Hook, Sharon E., Mondon, Julie, Revill, Andrew T., Greenfield, Paul A., Stephenson, Sarah A., Strzelecki, Joanna, Corbett, Patricia, Armstrong, Emily, Song, Jing, Doan, Hai, Barrett, Skye
Aquatic toxicology 2018 v.204 pp. 27-45
adults, biomarkers, cardiac output, enzymes, epithelium, exposure duration, fish, fish health, genetic variation, heart, histology, histopathology, inflammation, liver, metabolism, metabolites, molecular weight, monitoring, necrosis, oil spills, oils, petroleum, phenanthrenes, reproductive performance, risk, sediments, toxicity, transcriptome, transcriptomics, weight-of-evidence
Biomarkers are frequently used to determine the exposure of fish to petroleum hydrocarbons following an oil spill. These biomarkers must be chosen carefully if they are to be used to determine sublethal toxic impacts as well as oil exposure. Many commonly used biomarkers relate to the metabolism of high molecular weight, typically pyrogenic, polycyclic aromatic hydrocarbons (PAHs), which are not abundant in unweathered crude oil. The goal of this study was to compare the efficacy of different biomarkers, including histological examination and transcriptomic profiling, in showing exposure to oil and the potential for sublethal toxic impacts. To achieve these goals, subadults/adults of the spotted dragonet (Repomucenus calcaratus) were exposed to a representative light, unweathered Australian oil for 96 h, so that the physiological changes that occur with exposure could be documented. Fish were then transferred to clean sediment for 90 h to quantify recovery. Biomarker changes, including PAH metabolites, 7-ethoxyresorufin O-deethylase (EROD), and histopathology, are presented in this work. In addition, a de novo transcriptome for the spotted dragonet was assembled, and differential transcript abundance was determined for the gill and liver of petroleum-exposed fish relative to a control. Increased levels of some biliary phenanthrene metabolites were seen throughout the exposure period. EROD levels showed modest, but not significant, increases. Transcriptomic differences were noted in the abundances of transcripts with a role in inflammation, primary metabolism and cardiac function. The patterns of transcript abundance in the gill and the liver changed in a manner that reflected exposure and recovery. The histology showed elevated prevalence of lesions, most notably vacuolization in liver and heart tissue, multi-organ necrosis, and lamellar epithelial lifting and telangiectasia in the gill. These findings suggest that short-term exposures to low molecular weight PAHs could elicit changes in the health of fish that are well predicted by the transcriptome. Furthermore, when light oil is released into the environment, exposure and subsequent risk would be better estimated using phenanthrene metabolite levels rather than EROD. This study also adds to the weight of evidence that exposure to low molecular weight PAHs may cause cardiac problems in fish.
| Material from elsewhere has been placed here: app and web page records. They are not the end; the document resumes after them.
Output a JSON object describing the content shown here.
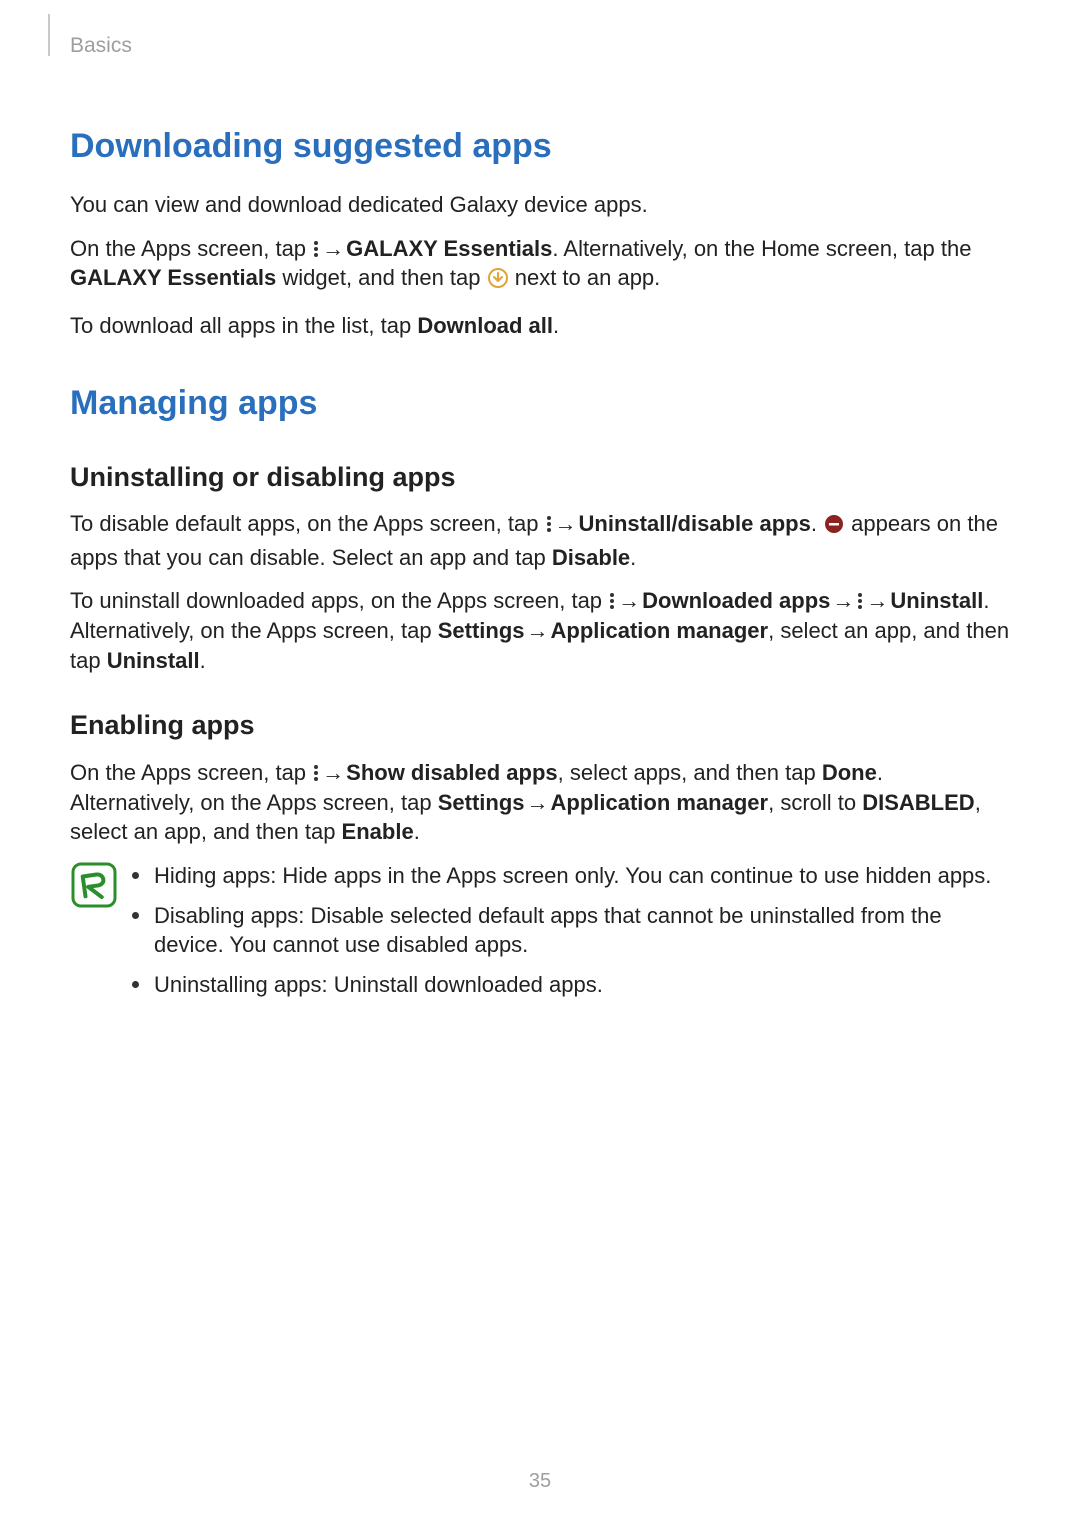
{
  "header": {
    "section": "Basics"
  },
  "h1": "Downloading suggested apps",
  "p1_a": "You can view and download dedicated Galaxy device apps.",
  "p2_a": "On the Apps screen, tap ",
  "p2_b": " → ",
  "p2_c": "GALAXY Essentials",
  "p2_d": ". Alternatively, on the Home screen, tap the ",
  "p2_e": "GALAXY Essentials",
  "p2_f": " widget, and then tap ",
  "p2_g": " next to an app.",
  "p3_a": "To download all apps in the list, tap ",
  "p3_b": "Download all",
  "p3_c": ".",
  "h2": "Managing apps",
  "h3a": "Uninstalling or disabling apps",
  "p4_a": "To disable default apps, on the Apps screen, tap ",
  "p4_b": " → ",
  "p4_c": "Uninstall/disable apps",
  "p4_d": ". ",
  "p4_e": " appears on the apps that you can disable. Select an app and tap ",
  "p4_f": "Disable",
  "p4_g": ".",
  "p5_a": "To uninstall downloaded apps, on the Apps screen, tap ",
  "p5_b": " → ",
  "p5_c": "Downloaded apps",
  "p5_d": " → ",
  "p5_e": " → ",
  "p5_f": "Uninstall",
  "p5_g": ". Alternatively, on the Apps screen, tap ",
  "p5_h": "Settings",
  "p5_i": " → ",
  "p5_j": "Application manager",
  "p5_k": ", select an app, and then tap ",
  "p5_l": "Uninstall",
  "p5_m": ".",
  "h3b": "Enabling apps",
  "p6_a": "On the Apps screen, tap ",
  "p6_b": " → ",
  "p6_c": "Show disabled apps",
  "p6_d": ", select apps, and then tap ",
  "p6_e": "Done",
  "p6_f": ". Alternatively, on the Apps screen, tap ",
  "p6_g": "Settings",
  "p6_h": " → ",
  "p6_i": "Application manager",
  "p6_j": ", scroll to ",
  "p6_k": "DISABLED",
  "p6_l": ", select an app, and then tap ",
  "p6_m": "Enable",
  "p6_n": ".",
  "li1": "Hiding apps: Hide apps in the Apps screen only. You can continue to use hidden apps.",
  "li2": "Disabling apps: Disable selected default apps that cannot be uninstalled from the device. You cannot use disabled apps.",
  "li3": "Uninstalling apps: Uninstall downloaded apps.",
  "page": "35"
}
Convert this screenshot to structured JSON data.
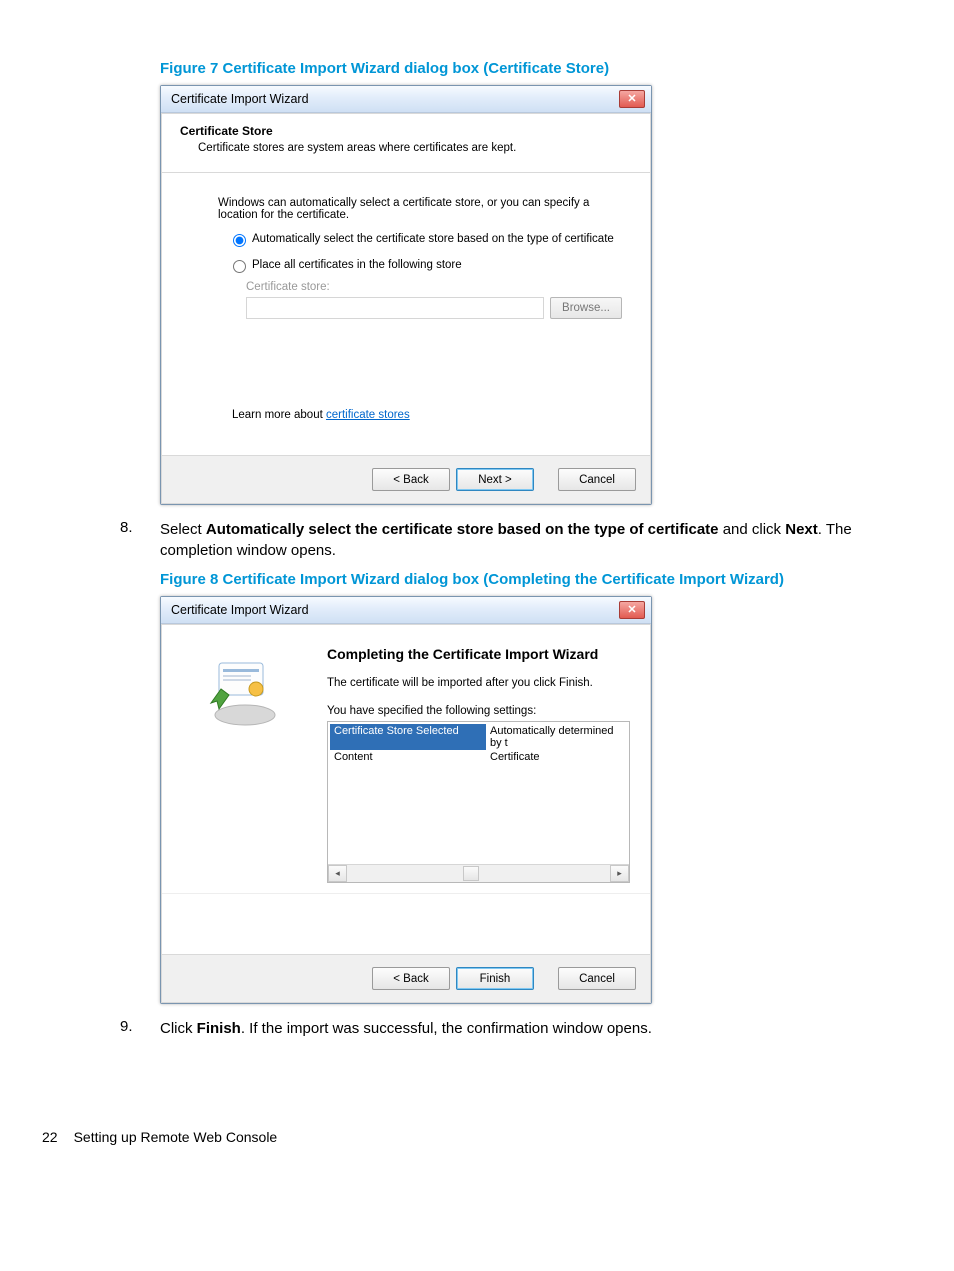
{
  "figure7_caption": "Figure 7 Certificate Import Wizard dialog box (Certificate Store)",
  "dlg1": {
    "title": "Certificate Import Wizard",
    "header": "Certificate Store",
    "subheader": "Certificate stores are system areas where certificates are kept.",
    "intro": "Windows can automatically select a certificate store, or you can specify a location for the certificate.",
    "radio_auto": "Automatically select the certificate store based on the type of certificate",
    "radio_place": "Place all certificates in the following store",
    "store_label": "Certificate store:",
    "browse": "Browse...",
    "learn_prefix": "Learn more about ",
    "learn_link": "certificate stores",
    "back": "< Back",
    "next": "Next >",
    "cancel": "Cancel"
  },
  "step8": {
    "num": "8.",
    "text_pre": "Select ",
    "bold1": "Automatically select the certificate store based on the type of certificate",
    "mid": " and click ",
    "bold2": "Next",
    "after": ". The completion window opens."
  },
  "figure8_caption": "Figure 8 Certificate Import Wizard dialog box (Completing the Certificate Import Wizard)",
  "dlg2": {
    "title": "Certificate Import Wizard",
    "heading": "Completing the Certificate Import Wizard",
    "line1": "The certificate will be imported after you click Finish.",
    "line2": "You have specified the following settings:",
    "rows": [
      {
        "k": "Certificate Store Selected",
        "v": "Automatically determined by t"
      },
      {
        "k": "Content",
        "v": "Certificate"
      }
    ],
    "back": "< Back",
    "finish": "Finish",
    "cancel": "Cancel"
  },
  "step9": {
    "num": "9.",
    "text_pre": "Click ",
    "bold1": "Finish",
    "after": ". If the import was successful, the confirmation window opens."
  },
  "footer": {
    "page": "22",
    "text": "Setting up Remote Web Console"
  }
}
Further study is needed to determine the impact of these changes on reproductive capacity, long-term survival, and other population specific parameters.